- **DATASET RECORDS**:
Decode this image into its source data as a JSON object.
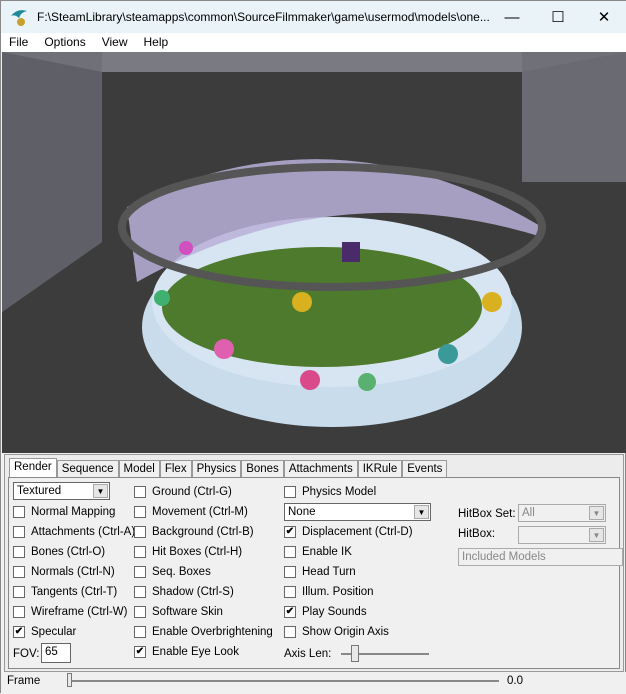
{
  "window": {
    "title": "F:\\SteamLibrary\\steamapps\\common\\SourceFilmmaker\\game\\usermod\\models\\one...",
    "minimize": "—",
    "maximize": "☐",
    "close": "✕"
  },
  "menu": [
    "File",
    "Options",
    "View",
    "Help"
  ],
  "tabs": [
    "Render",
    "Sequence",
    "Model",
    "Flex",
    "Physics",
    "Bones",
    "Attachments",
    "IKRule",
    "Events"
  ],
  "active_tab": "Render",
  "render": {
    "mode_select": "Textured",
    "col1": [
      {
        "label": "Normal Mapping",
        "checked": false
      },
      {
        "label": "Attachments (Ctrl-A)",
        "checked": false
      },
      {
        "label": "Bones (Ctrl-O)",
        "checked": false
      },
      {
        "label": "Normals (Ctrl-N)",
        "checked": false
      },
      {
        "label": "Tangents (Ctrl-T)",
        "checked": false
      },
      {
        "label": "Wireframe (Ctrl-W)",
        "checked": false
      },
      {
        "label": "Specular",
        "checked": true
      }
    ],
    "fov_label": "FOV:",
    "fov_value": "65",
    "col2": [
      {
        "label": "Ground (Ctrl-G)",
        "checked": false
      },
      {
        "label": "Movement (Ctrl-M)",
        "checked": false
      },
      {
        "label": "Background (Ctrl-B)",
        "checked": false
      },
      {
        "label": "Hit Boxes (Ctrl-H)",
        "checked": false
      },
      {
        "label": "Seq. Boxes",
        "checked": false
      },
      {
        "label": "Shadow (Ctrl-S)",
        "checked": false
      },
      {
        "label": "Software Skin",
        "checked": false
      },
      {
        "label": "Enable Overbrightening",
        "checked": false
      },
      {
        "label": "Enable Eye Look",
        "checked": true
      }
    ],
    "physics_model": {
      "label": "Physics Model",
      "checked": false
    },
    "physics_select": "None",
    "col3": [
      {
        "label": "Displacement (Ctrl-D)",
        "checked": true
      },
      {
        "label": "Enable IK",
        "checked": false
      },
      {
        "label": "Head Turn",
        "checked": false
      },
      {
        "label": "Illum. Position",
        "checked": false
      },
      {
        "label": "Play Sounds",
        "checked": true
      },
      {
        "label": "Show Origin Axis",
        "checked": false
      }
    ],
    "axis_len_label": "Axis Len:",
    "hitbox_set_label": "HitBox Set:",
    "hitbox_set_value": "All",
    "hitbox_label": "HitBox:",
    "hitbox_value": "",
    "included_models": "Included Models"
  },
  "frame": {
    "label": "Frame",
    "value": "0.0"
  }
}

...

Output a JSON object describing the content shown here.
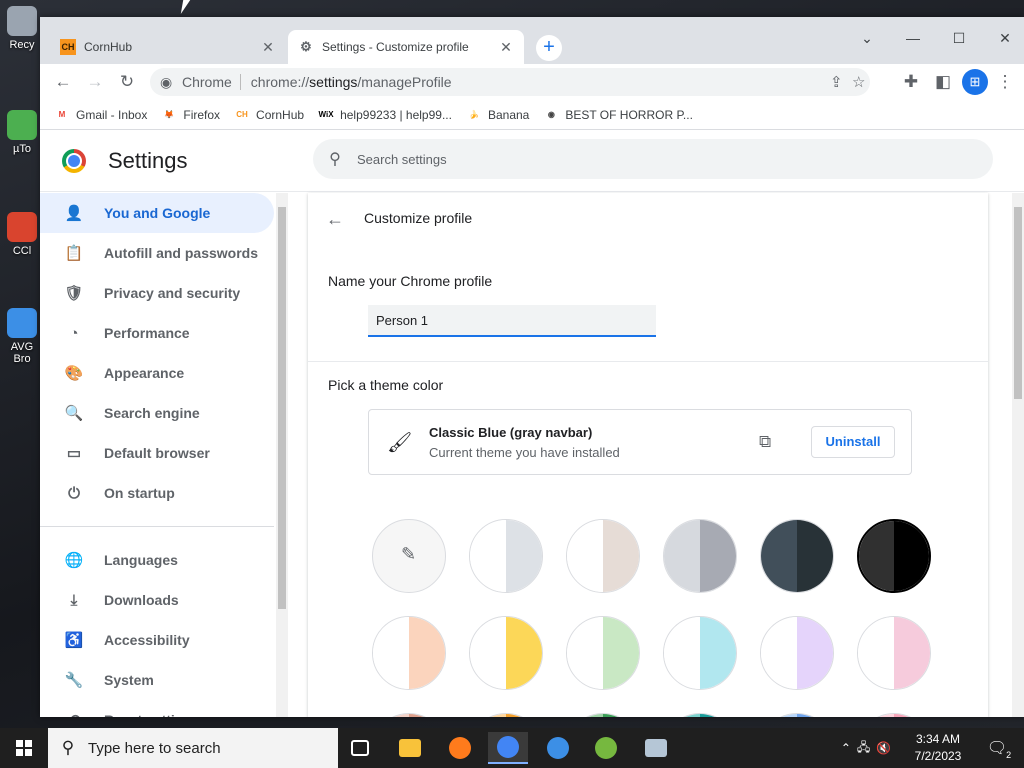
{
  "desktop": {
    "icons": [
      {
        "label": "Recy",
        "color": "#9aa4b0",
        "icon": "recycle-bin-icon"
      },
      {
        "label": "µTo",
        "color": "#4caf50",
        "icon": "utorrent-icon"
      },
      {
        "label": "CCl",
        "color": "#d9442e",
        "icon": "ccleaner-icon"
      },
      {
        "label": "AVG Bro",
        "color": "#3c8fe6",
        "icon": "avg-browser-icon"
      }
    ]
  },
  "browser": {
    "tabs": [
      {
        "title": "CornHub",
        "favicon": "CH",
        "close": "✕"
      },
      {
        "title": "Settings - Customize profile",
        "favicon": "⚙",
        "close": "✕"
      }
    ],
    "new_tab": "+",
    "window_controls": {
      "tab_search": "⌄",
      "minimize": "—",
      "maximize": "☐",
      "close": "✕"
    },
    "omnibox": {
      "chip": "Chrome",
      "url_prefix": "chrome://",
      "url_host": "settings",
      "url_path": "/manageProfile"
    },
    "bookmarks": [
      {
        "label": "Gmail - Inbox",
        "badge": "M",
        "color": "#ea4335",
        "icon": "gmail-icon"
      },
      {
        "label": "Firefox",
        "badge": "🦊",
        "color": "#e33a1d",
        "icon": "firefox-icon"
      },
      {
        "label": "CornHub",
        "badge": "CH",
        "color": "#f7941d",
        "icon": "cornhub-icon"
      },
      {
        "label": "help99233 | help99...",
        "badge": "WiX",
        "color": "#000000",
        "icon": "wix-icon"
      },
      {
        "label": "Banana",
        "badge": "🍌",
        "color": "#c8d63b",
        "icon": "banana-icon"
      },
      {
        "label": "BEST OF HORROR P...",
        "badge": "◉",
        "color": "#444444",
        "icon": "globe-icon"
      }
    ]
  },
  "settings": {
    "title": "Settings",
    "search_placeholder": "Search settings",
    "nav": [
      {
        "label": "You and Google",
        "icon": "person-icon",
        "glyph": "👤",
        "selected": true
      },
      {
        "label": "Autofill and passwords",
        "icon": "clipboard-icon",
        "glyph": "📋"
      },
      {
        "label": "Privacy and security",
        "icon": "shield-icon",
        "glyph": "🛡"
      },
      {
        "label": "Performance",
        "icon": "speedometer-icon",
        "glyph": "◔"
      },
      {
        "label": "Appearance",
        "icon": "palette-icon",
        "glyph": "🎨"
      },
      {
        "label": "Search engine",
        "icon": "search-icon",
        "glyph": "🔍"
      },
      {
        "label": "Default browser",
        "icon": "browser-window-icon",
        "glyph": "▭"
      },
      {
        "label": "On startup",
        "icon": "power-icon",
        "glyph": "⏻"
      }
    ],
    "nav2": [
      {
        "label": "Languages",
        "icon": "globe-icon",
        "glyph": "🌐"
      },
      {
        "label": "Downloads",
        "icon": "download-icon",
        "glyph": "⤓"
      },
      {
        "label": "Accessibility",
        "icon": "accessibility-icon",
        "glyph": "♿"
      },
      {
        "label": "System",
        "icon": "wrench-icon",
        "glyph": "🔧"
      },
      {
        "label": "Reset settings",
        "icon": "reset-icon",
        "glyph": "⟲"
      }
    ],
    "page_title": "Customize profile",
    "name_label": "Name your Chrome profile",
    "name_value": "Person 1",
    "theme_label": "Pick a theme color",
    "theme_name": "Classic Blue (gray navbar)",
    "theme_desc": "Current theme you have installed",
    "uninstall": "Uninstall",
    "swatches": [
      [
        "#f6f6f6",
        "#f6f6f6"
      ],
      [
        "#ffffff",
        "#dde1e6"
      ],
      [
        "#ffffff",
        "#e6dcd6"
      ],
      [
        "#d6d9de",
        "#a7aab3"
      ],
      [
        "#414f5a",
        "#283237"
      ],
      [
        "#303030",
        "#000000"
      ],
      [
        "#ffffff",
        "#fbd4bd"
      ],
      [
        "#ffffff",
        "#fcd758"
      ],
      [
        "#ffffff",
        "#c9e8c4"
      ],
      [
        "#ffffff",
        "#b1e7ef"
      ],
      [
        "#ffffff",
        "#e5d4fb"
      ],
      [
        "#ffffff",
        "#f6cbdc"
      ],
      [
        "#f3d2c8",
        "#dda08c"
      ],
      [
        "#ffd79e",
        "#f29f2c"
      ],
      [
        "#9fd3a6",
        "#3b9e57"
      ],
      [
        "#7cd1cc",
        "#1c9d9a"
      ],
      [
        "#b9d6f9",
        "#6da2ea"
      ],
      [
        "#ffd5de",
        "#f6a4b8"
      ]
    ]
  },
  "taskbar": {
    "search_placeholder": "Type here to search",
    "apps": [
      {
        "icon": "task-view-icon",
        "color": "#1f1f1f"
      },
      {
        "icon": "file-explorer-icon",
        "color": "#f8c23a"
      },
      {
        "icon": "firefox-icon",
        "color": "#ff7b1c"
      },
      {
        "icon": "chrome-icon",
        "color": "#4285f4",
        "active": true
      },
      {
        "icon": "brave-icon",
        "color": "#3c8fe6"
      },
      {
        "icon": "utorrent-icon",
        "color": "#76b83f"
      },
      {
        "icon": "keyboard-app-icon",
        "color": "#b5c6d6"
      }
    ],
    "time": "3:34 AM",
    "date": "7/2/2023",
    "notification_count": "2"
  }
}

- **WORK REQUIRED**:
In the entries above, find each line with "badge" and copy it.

- **RESPONSE BOX**:
        "badge": "M",
        "badge": "🦊",
        "badge": "CH",
        "badge": "WiX",
        "badge": "🍌",
        "badge": "◉",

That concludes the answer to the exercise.